Positive actions needed in times of volatility
Sticking to plan helps avoid foolish decisions in retirement planning
Ben KlündtFebruary 10th, 2022
It is not the good times that define a person, but the tough times and how one chooses to react.
The same can be said for the market and how we respond in the bad times. As I write this, we’ve seen the Nasdaq retreat about 14% year-to-date hitting correction territory, the S&P pullback is right around 9%, and the Dow Jones is down roughly 6%.
When I say, “the bad times,” I don’t mean doom. Rather, one is starting to feel pressure or that slight anxiety that awakens the little voice in one’s head that drives the protection mindset and tries to guide us toward foolish decisions.
To combat the little voice, I want to share with you three positive actions to implement before or in a time of struggle to respond with strength.
First: Stick to the plan.
If you don’t have a plan, get one.
The adage, “Those who fail to plan, plan to fail,” is accurate. Without a plan, when the times of trouble come, we don’t know what our key values and goals are and how we plan to achieve them, meaning we are more likely to make an emotional decision based on what seems right for the moment, rather than what we ultimately want out of life.
Financial plans should be grounded in realistic market movements as defined by both realized and theoretical possibilities based on historical patterns. We know a client portfolio and financial plan can withstand an array of possible pullbacks—such as these—because the plan has already been stress tested for it. This doesn’t mean we won’t temporarily be set back in our advancement toward our life goals, or we won’t see our portfolio returns drop temporarily. It simply means we can rest assured that when such setbacks come, they won’t be fatal to our plan.
Some good practices during tough markets include revisiting your plan and reflecting on the advancement you’ve already made and reverting to the fundamentals of the plan and time periods prior when you felt like something “wasn’t working,” but ultimately overcame.
That may lead to having more confidence in the plan.
Second: Take advantage of discounts.
I have not met a person in my life who would rather pay full retail than purchase something at a discount. In these times, you need to reshape your thinking and lean into the down markets. Investing using dollar-cost averaging is a common theme with many investors we work with. The benefit of dollar-cost averaging is when you’re able to add money to your account regularly and the market happens to be experiencing volatility, you can take advantage of those swings by buying in some of the troughs.
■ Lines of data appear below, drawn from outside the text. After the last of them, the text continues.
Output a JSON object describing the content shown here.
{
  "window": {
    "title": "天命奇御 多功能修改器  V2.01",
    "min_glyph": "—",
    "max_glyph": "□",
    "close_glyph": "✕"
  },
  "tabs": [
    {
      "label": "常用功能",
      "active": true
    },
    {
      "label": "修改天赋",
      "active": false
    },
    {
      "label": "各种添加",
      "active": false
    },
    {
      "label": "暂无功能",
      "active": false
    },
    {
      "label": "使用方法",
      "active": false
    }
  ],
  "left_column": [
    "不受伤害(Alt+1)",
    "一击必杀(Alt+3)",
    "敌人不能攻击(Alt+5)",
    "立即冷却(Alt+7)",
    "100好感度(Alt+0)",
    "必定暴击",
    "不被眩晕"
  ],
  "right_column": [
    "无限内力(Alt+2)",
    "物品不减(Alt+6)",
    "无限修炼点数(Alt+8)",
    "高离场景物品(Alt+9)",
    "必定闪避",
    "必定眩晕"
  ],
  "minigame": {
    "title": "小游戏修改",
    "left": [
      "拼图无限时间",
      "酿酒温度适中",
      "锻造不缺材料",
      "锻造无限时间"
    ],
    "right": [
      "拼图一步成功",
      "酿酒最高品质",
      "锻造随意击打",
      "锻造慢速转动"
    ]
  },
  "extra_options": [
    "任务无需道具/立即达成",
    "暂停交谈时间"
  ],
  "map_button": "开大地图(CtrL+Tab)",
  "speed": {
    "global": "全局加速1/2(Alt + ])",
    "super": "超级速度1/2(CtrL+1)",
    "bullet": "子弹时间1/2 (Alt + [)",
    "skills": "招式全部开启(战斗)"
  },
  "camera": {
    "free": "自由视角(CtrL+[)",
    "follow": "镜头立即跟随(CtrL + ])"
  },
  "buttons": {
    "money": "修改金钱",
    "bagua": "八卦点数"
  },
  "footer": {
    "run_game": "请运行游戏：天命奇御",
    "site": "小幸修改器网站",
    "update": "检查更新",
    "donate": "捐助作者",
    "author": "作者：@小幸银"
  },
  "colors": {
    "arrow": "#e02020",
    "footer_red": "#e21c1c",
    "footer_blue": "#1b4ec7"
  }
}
You won’t hit them all perfect, but you’ll be able to lower the average cost of your positions by creating multiple purchases of the same holding over a longer period. This is what you can achieve when you send in money every month.
For those taking money out, having a monthly deposit to your checking account from your investment account essentially does the same thing, just in reverse. In that, by not making a call once a year on when to pull money out, you “dollar cost average” out and reduce your risk of needing excess funds during a weak market.
If you have excess cash on the sidelines and have been waiting for a time to put it to work, these can be great opportunities. We still have a strong market with record low unemployment, good corporate profits, and a Fed that ultimately will not want to put that progress at risk.
Third: Focus on good things.
When it comes to market threats, you, statistically, are your own biggest threat to the success of your portfolio. One emotionally charged trade can do irreparable harm to a portfolio, or at the least, set you back years.
Mindset is critical when you’re in a time of struggle. Personally, I find it best to say the things I’m thankful for.
It may be corny to some, but when I am focused on the things in my life I am happy and thankful for, the hard stuff becomes trivial. I can see with clear eyes and realize, “this too shall pass.”
A temporary drop in my portfolio doesn’t mean my wife won’t love me anymore or that we lose the house. The things that are truly important in life are still there and your plan is still working. Step back, refocus on the positive, then tackle the negative if it needs tackling—preferably with a good partner.
To be clear, when I say, “You should do …” it’s because it is exactly what I say to myself with regularity. When we say you need a good partner, that reinforces good decisions.
I share this message based on what I do personally in hopes some portion of it will bring you peace in the event you ever need it.
Ben Klundt is a financial adviser at Ten Capital Wealth Advisors LLC, in Spokane. He can be reached at 509.325.2003 and at firstname.lastname@example.org.